As 2021 comes to a close I’ve been pondering the question, “Why are writers insecure about their talent?”
Our angst revolves around what is “good writing”. We ask, “Am I a good writer?” or “Is this piece good enough?” frequently followed by, “When will they figure out I’m not a real author/writer?” It’s all self-doubt.
I know professionals in other careers experience self-doubt. However, writers experience self-doubt far more than other professionals and we seem to experience it more than other artists. Why? Are we wimps? Is our profession harder?
I can’t answer these questions, and probably never will. I do recognize that self-doubt is a problem. I am a problem solver, so how do I eliminate self-doubt?
I can’t. I think of it like this: Self Doubt rides in the backseat while I drive. She never gets to drive and I constantly tell her she can’t have the keys. That doesn’t mean she’s not a backseat driver. It’s up to me to say, “Shut the fuck up! I’m driving!” I think the curse word helps. I don’t usually curse, so I can put all my frustration into that one, naughty word.
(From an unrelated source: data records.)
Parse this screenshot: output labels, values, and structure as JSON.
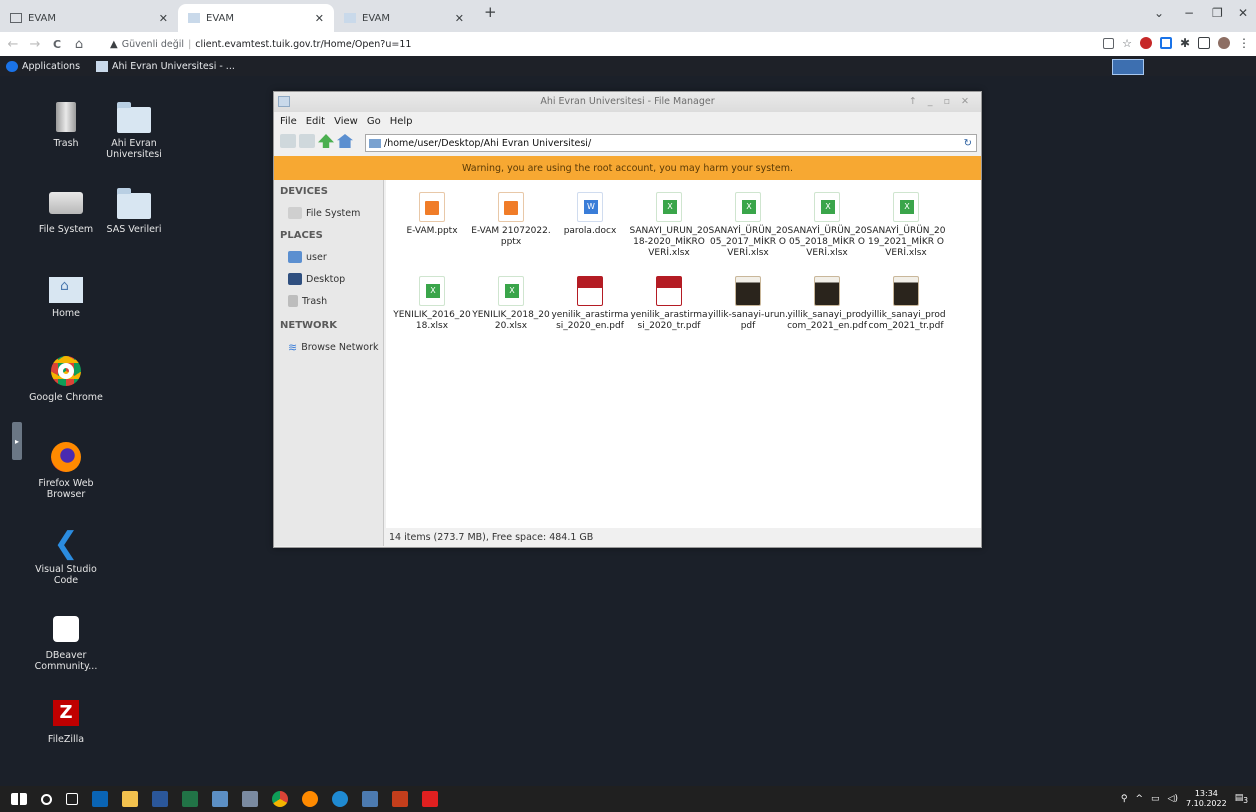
{
  "browser": {
    "tabs": [
      {
        "label": "EVAM",
        "active": false
      },
      {
        "label": "EVAM",
        "active": true
      },
      {
        "label": "EVAM",
        "active": false
      }
    ],
    "new_tab": "+",
    "window_controls": {
      "dropdown": "⌄",
      "minimize": "−",
      "restore": "❐",
      "close": "✕"
    },
    "nav": {
      "back": "←",
      "forward": "→",
      "reload": "C",
      "home": "⌂"
    },
    "address": {
      "warning_icon": "▲",
      "security_label": "Güvenli değil",
      "url": "client.evamtest.tuik.gov.tr/Home/Open?u=11"
    },
    "bookmarks": [
      {
        "label": "Applications",
        "icon": "apps-icon"
      },
      {
        "label": "Ahi Evran Universitesi - ...",
        "icon": "folder-icon"
      }
    ]
  },
  "desktop": {
    "icons": [
      {
        "label": "Trash",
        "icon": "trash-icon"
      },
      {
        "label": "Ahi Evran Universitesi",
        "icon": "folder-icon"
      },
      {
        "label": "File System",
        "icon": "drive-icon"
      },
      {
        "label": "SAS Verileri",
        "icon": "folder-icon"
      },
      {
        "label": "Home",
        "icon": "home-icon"
      },
      {
        "label": "Google Chrome",
        "icon": "chrome-icon"
      },
      {
        "label": "Firefox Web Browser",
        "icon": "firefox-icon"
      },
      {
        "label": "Visual Studio Code",
        "icon": "vscode-icon"
      },
      {
        "label": "DBeaver Community...",
        "icon": "dbeaver-icon"
      },
      {
        "label": "FileZilla",
        "icon": "filezilla-icon"
      }
    ]
  },
  "file_manager": {
    "title": "Ahi Evran Universitesi - File Manager",
    "menu": [
      "File",
      "Edit",
      "View",
      "Go",
      "Help"
    ],
    "path": "/home/user/Desktop/Ahi Evran Universitesi/",
    "warning": "Warning, you are using the root account, you may harm your system.",
    "sidebar": {
      "devices_heading": "DEVICES",
      "devices": [
        {
          "label": "File System",
          "icon": "drive-icon"
        }
      ],
      "places_heading": "PLACES",
      "places": [
        {
          "label": "user",
          "icon": "home-icon"
        },
        {
          "label": "Desktop",
          "icon": "desktop-icon"
        },
        {
          "label": "Trash",
          "icon": "trash-icon"
        }
      ],
      "network_heading": "NETWORK",
      "network": [
        {
          "label": "Browse Network",
          "icon": "wifi-icon"
        }
      ]
    },
    "files": [
      {
        "name": "E-VAM.pptx",
        "type": "pptx"
      },
      {
        "name": "E-VAM 21072022.pptx",
        "type": "pptx"
      },
      {
        "name": "parola.docx",
        "type": "docx"
      },
      {
        "name": "SANAYI_URUN_2018-2020_MİKRO VERİ.xlsx",
        "type": "xlsx"
      },
      {
        "name": "SANAYİ_ÜRÜN_2005_2017_MİKR OVERİ.xlsx",
        "type": "xlsx"
      },
      {
        "name": "SANAYİ_ÜRÜN_2005_2018_MİKR OVERİ.xlsx",
        "type": "xlsx"
      },
      {
        "name": "SANAYİ_ÜRÜN_2019_2021_MİKR OVERİ.xlsx",
        "type": "xlsx"
      },
      {
        "name": "YENILIK_2016_2018.xlsx",
        "type": "xlsx"
      },
      {
        "name": "YENILIK_2018_2020.xlsx",
        "type": "xlsx"
      },
      {
        "name": "yenilik_arastirmasi_2020_en.pdf",
        "type": "pdfred"
      },
      {
        "name": "yenilik_arastirmasi_2020_tr.pdf",
        "type": "pdfred"
      },
      {
        "name": "yillik-sanayi-urun.pdf",
        "type": "pdfdark"
      },
      {
        "name": "yillik_sanayi_prodcom_2021_en.pdf",
        "type": "pdfdark"
      },
      {
        "name": "yillik_sanayi_prodcom_2021_tr.pdf",
        "type": "pdfdark"
      }
    ],
    "status": "14 items (273.7 MB), Free space: 484.1 GB"
  },
  "taskbar": {
    "clock_time": "13:34",
    "clock_date": "7.10.2022",
    "notification_count": "3"
  }
}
There are external and internal reasons that give self-doubt power. Dana Shavin does a good job of listing these in her article, “Why are writers so prone to self-doubt?” Bottom line: we can’t control external factors. I believe we can be aware of them so that they don’t feed self-doubt.
Most of my rejections start with, “Unfortunately…”. First, why is the editor using an adverb? What part of speech should you always avoid in your writing? Yep, we’re always told adverbs. I’d like that adverb to gone from rejections. But I digress. When I see that adverb, Self Doubt is at her most powerful.
“I told you your message was muddy.”
“Face it, you’re just not good enough.”
“Everything you’ve written has been written before.”
“You are not creative.”
Sound familiar? This is the time to yell, “Shut the fuck up!”
When you sent that piece in, it was:
- The best I’ve ever done!
- I’m so proud of this!
And now it’s not? Get real. It’s good. It doesn’t match the editor, so find another darn editor! Rejections should be called prompts. They prompt us to send that piece out again. They are not failures. That is my mantra… not a failure, not a failure…
If it really does suck, you will run across an editor that has the balls and the time to say so. A kind editor will give you a sentence about where you went wrong. You’re more likely to get this feedback if you keep on submitting.
Self Doubt will still whisper, “There’s something wrong with this piece, otherwise it wouldn’t have gotten rejected.”
The way to shut her up is to put that piece away for two weeks. Longer if you’re still thinking about it in two weeks. Once you’ve forgotten about it, go back and read it.
Don’t ask, “Is this crappy writing?”
Be specific. “Is my pacing off? Are my characters flat?” If your answer is no, super duper. If you answer yes, FIX IT. Either way, send it out again and tell Self Doubt to “Shut the fuck up!”
Please don’t point out that always is an adverb. That’s why I used it. Twice.